Aim of the task:
Work out how many lines in the entries below include the word "Item". Give nothing but the number.

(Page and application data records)

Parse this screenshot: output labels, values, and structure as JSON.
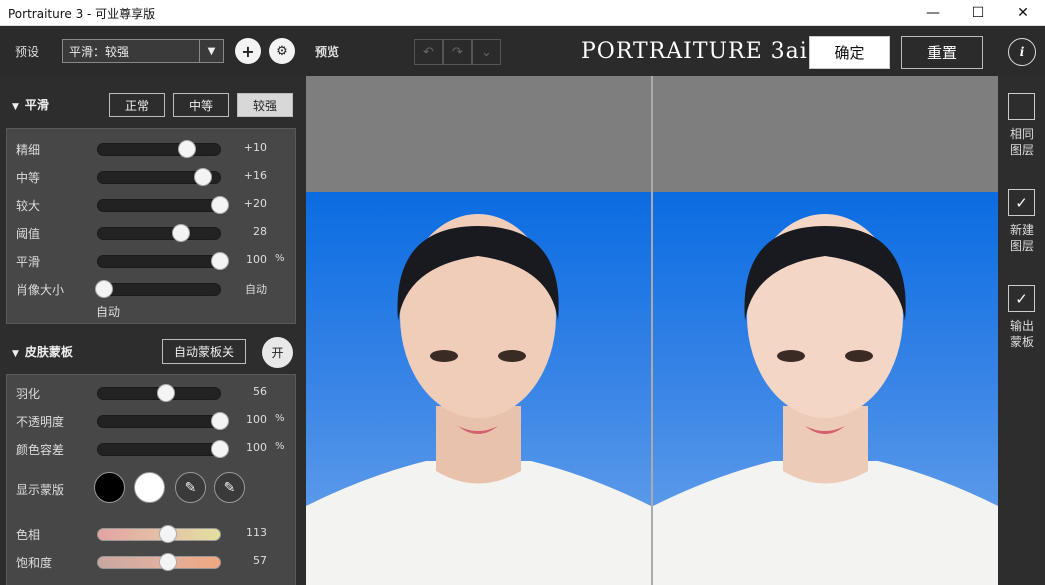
{
  "window": {
    "title": "Portraiture 3 - 可业尊享版",
    "minimize": "—",
    "maximize": "☐",
    "close": "✕"
  },
  "toolbar": {
    "preset_label": "预设",
    "preset_value": "平滑：较强",
    "add_icon": "+",
    "settings_icon": "⚙",
    "preview_label": "预览",
    "undo_icon": "↶",
    "redo_icon": "↷",
    "history_icon": "⌄",
    "brand": "PORTRAITURE 3ai",
    "ok_label": "确定",
    "reset_label": "重置",
    "info_icon": "i"
  },
  "smoothing": {
    "title": "平滑",
    "modes": [
      "正常",
      "中等",
      "较强"
    ],
    "active_mode": "较强",
    "sliders": [
      {
        "label": "精细",
        "value": "+10",
        "unit": "",
        "position": 0.73
      },
      {
        "label": "中等",
        "value": "+16",
        "unit": "",
        "position": 0.86
      },
      {
        "label": "较大",
        "value": "+20",
        "unit": "",
        "position": 1.0
      },
      {
        "label": "阈值",
        "value": "28",
        "unit": "",
        "position": 0.68
      },
      {
        "label": "平滑",
        "value": "100",
        "unit": "%",
        "position": 1.0
      },
      {
        "label": "肖像大小",
        "value": "自动",
        "unit": "",
        "position": 0.05
      }
    ],
    "portrait_size_note": "自动"
  },
  "skin_mask": {
    "title": "皮肤蒙板",
    "auto_mask_label": "自动蒙板关",
    "on_label": "开",
    "sliders": [
      {
        "label": "羽化",
        "value": "56",
        "unit": "",
        "position": 0.56
      },
      {
        "label": "不透明度",
        "value": "100",
        "unit": "%",
        "position": 1.0
      },
      {
        "label": "颜色容差",
        "value": "100",
        "unit": "%",
        "position": 1.0
      }
    ],
    "show_mask_label": "显示蒙版",
    "hue": {
      "label": "色相",
      "value": "113",
      "position": 0.57
    },
    "saturation": {
      "label": "饱和度",
      "value": "57",
      "position": 0.57
    }
  },
  "output_options": [
    {
      "label_line1": "相同",
      "label_line2": "图层",
      "checked": false
    },
    {
      "label_line1": "新建",
      "label_line2": "图层",
      "checked": true
    },
    {
      "label_line1": "输出",
      "label_line2": "蒙板",
      "checked": true
    }
  ],
  "colors": {
    "accent_bg": "#2d2d2d",
    "panel": "#474747",
    "photo_blue": "#0a6ce2"
  }
}
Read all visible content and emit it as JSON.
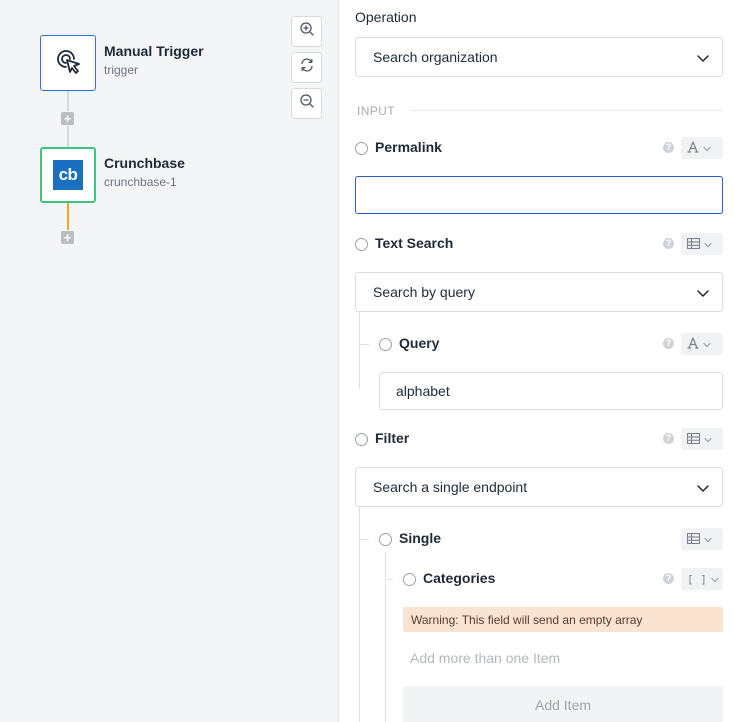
{
  "canvas": {
    "nodes": [
      {
        "title": "Manual Trigger",
        "subtitle": "trigger",
        "icon": "cursor-click-icon"
      },
      {
        "title": "Crunchbase",
        "subtitle": "crunchbase-1",
        "logo_text": "cb",
        "icon": "crunchbase-logo-icon"
      }
    ],
    "zoom_controls": [
      "zoom-in-icon",
      "refresh-icon",
      "zoom-out-icon"
    ],
    "colors": {
      "trigger_border": "#3d6bd6",
      "active_border": "#3ec382",
      "connector_active": "#f5a623",
      "crunchbase_blue": "#1a6fc0"
    }
  },
  "panel": {
    "operation_label": "Operation",
    "operation_value": "Search organization",
    "section_input": "INPUT",
    "fields": {
      "permalink": {
        "label": "Permalink",
        "value": "",
        "type_icon": "text-type-icon"
      },
      "text_search": {
        "label": "Text Search",
        "mode": "Search by query",
        "type_icon": "table-type-icon"
      },
      "query": {
        "label": "Query",
        "value": "alphabet",
        "type_icon": "text-type-icon"
      },
      "filter": {
        "label": "Filter",
        "mode": "Search a single endpoint",
        "type_icon": "table-type-icon"
      },
      "single": {
        "label": "Single",
        "type_icon": "table-type-icon"
      },
      "categories": {
        "label": "Categories",
        "type_icon": "array-type-icon",
        "type_text": "[ ]",
        "warning": "Warning: This field will send an empty array",
        "placeholder": "Add more than one Item",
        "add_button": "Add Item"
      }
    }
  }
}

The completed task:
2